Now for my extended family. I have around 10 non-related dads and about 3 non-related moms. To most
people they would be there fake aunts and uncles but they are so close to me that they are my dads. My dads are long haired hippies that are a part of a biker gang. They are the nicest guy in the word until you hurt them or one of their family members. They are here for me when my real dad can’t. It doesn’t matter day or night I can call them and they will be on my door step. Now my moms are the greatest I tell them everything. They probably know more about me at this point then I do. I know I can tell them anything and they wont judge me. They helped my mom raise us girls when my dad was gone when we were little and still doing a great job at it. I don’t care what anyone says these are my parents and I wouldn’t trade any of it for the world.
We are a strange family. We all love each other and at the same time we love to hate each other. We are always going to another for help and advice, we usually don’t like the response but we ask anyway. We fight and bicker worse then a lot of families that I have met…that’s ok, I know we all still love each other and will always be there.

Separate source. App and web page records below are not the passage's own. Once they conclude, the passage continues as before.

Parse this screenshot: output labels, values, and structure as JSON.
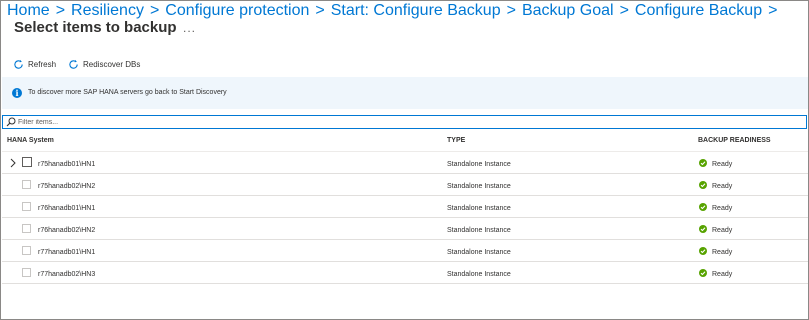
{
  "breadcrumb": {
    "items": [
      "Home",
      "Resiliency",
      "Configure protection",
      "Start: Configure Backup",
      "Backup Goal",
      "Configure Backup"
    ],
    "separator": ">"
  },
  "page": {
    "title": "Select items to backup",
    "more": "..."
  },
  "toolbar": {
    "refresh": "Refresh",
    "rediscover": "Rediscover DBs"
  },
  "info": {
    "text": "To discover more SAP HANA servers go back to Start Discovery",
    "icon": "info-icon"
  },
  "filter": {
    "placeholder": "Filter items..."
  },
  "table": {
    "headers": {
      "system": "HANA System",
      "type": "TYPE",
      "readiness": "BACKUP READINESS"
    },
    "rows": [
      {
        "system": "r75hanadb01\\HN1",
        "type": "Standalone Instance",
        "readiness": "Ready"
      },
      {
        "system": "r75hanadb02\\HN2",
        "type": "Standalone Instance",
        "readiness": "Ready"
      },
      {
        "system": "r76hanadb01\\HN1",
        "type": "Standalone Instance",
        "readiness": "Ready"
      },
      {
        "system": "r76hanadb02\\HN2",
        "type": "Standalone Instance",
        "readiness": "Ready"
      },
      {
        "system": "r77hanadb01\\HN1",
        "type": "Standalone Instance",
        "readiness": "Ready"
      },
      {
        "system": "r77hanadb02\\HN3",
        "type": "Standalone Instance",
        "readiness": "Ready"
      }
    ]
  },
  "colors": {
    "accent": "#0078d4",
    "info_bg": "#eff6fc",
    "ready": "#57a300"
  }
}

Families come in all shapes and sizes. Now days there is no normal family structure. Everyone’s life experiences are different. This is what my family looks and I would change it if I was paid all the money in the world. We have our problems, but who doesn’t. All that matters is that they love me for who I am and I know that they are going to back me up 100% my whole life, even if they don’t agree with what I did. To me this is a family. People that are there for you unconditionally and will love you forever just the way you are.